## Task instructions
Scan the entries for the word "hubs". Every line that has it should be copied.
====
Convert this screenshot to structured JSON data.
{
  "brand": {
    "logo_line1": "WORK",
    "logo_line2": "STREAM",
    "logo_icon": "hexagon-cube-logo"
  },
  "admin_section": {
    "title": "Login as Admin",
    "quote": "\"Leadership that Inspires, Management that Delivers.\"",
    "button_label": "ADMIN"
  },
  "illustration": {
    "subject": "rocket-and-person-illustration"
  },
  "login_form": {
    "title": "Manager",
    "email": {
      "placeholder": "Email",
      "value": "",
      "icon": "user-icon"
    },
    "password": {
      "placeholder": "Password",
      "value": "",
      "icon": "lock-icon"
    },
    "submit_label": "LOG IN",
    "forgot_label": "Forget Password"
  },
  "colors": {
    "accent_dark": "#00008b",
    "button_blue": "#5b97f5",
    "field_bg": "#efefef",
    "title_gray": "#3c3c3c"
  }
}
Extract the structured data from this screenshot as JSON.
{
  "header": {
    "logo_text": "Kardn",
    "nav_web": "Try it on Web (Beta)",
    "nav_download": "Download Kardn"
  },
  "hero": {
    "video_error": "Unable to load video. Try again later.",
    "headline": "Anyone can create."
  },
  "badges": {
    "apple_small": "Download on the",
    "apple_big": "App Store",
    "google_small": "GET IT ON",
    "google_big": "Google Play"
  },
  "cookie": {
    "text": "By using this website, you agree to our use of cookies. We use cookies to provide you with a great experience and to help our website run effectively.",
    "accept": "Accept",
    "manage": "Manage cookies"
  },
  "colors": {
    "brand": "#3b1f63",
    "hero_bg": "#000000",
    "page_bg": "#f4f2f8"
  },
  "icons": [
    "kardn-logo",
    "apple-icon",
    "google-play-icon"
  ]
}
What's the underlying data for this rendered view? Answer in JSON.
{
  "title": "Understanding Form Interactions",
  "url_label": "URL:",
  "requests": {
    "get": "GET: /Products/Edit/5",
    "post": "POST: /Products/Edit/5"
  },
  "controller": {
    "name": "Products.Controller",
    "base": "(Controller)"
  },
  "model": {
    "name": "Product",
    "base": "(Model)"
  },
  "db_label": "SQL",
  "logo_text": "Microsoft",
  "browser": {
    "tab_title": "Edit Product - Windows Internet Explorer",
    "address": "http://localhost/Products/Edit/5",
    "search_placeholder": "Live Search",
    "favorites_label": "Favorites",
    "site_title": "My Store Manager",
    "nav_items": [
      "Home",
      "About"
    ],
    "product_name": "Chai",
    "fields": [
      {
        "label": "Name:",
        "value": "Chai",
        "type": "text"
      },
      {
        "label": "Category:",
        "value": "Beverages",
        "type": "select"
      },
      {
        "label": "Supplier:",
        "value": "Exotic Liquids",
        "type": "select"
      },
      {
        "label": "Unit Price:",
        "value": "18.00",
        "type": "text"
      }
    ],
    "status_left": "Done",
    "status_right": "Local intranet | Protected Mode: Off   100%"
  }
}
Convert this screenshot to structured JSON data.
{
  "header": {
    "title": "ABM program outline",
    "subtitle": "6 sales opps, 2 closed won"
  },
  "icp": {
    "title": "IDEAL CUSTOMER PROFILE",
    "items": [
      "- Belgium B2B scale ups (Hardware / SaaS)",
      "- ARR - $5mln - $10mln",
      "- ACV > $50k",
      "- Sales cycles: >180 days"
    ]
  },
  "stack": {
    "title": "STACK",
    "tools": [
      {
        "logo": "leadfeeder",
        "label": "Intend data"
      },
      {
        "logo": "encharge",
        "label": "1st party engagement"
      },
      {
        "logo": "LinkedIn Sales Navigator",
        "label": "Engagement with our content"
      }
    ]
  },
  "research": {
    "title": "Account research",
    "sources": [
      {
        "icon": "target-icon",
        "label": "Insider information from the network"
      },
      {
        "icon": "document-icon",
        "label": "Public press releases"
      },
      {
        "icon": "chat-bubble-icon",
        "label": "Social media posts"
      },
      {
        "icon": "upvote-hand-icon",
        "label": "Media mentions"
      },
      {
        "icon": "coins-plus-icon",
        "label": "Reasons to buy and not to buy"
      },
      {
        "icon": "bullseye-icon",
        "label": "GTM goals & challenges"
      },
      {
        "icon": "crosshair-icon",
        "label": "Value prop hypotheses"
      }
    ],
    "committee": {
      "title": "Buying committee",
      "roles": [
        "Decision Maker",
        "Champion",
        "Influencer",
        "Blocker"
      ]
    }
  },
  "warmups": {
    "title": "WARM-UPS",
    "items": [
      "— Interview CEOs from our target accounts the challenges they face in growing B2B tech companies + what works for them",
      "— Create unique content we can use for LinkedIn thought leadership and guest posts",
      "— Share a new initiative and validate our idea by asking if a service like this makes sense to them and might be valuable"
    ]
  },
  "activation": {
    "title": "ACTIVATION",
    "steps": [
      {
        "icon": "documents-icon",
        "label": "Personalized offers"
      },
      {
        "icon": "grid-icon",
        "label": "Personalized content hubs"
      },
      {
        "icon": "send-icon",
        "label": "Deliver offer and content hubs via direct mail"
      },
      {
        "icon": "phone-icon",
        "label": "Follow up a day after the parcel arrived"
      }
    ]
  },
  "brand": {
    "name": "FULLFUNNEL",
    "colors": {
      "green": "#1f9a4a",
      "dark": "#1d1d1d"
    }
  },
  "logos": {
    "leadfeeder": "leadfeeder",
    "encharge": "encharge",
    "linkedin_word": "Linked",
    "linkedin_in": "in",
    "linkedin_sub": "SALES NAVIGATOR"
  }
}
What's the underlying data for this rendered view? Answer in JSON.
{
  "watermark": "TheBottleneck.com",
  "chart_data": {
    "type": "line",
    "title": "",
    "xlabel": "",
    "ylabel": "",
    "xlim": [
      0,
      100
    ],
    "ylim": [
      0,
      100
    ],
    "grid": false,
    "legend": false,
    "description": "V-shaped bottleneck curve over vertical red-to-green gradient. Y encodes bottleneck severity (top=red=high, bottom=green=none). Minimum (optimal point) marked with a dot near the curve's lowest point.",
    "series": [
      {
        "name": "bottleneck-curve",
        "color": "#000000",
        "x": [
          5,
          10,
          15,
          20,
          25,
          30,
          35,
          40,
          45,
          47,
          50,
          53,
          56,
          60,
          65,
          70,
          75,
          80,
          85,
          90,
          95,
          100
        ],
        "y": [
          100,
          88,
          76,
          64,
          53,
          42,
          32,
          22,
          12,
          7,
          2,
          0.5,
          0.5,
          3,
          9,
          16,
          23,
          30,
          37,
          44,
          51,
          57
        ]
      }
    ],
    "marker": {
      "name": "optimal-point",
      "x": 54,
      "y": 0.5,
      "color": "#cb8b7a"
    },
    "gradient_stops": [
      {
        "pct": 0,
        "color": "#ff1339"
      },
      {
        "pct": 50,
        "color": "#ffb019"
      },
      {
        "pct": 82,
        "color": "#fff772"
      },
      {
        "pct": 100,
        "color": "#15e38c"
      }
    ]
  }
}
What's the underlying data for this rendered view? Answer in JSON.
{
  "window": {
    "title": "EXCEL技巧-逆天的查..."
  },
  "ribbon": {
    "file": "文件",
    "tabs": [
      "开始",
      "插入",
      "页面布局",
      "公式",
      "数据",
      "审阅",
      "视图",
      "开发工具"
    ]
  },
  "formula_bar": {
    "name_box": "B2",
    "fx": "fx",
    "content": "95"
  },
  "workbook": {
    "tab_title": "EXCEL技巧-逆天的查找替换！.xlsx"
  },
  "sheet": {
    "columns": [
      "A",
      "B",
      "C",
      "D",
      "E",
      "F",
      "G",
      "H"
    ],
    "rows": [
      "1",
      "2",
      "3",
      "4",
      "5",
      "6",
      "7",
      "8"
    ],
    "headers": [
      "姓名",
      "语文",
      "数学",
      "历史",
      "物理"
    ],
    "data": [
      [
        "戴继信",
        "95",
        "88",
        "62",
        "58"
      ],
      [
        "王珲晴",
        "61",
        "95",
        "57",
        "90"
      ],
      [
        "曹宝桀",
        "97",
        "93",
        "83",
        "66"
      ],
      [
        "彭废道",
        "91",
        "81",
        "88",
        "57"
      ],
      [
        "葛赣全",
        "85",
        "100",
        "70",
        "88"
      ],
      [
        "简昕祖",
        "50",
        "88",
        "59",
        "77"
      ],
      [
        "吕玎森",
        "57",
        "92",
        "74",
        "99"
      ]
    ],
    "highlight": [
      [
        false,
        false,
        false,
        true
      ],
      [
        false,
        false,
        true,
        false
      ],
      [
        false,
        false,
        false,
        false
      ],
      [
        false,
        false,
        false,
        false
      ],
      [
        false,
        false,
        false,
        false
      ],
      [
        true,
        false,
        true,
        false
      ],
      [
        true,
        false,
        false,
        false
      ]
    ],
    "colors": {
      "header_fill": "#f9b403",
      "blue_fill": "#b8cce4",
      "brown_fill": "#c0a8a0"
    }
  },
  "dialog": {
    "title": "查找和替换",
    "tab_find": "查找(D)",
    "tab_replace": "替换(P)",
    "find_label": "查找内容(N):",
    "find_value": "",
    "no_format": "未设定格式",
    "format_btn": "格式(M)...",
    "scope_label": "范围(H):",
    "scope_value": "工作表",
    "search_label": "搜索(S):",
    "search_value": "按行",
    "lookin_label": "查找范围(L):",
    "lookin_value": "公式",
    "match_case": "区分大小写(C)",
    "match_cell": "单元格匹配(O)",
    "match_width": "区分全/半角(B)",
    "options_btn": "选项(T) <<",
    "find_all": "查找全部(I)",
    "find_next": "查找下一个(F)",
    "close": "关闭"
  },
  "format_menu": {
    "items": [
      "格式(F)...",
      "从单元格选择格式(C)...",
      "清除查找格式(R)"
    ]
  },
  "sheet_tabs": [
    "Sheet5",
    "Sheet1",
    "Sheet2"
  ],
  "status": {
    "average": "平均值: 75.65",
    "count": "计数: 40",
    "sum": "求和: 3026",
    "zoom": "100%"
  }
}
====
## Written solution
        "label": "Personalized content hubs"
        "label": "Deliver offer and content hubs via direct mail"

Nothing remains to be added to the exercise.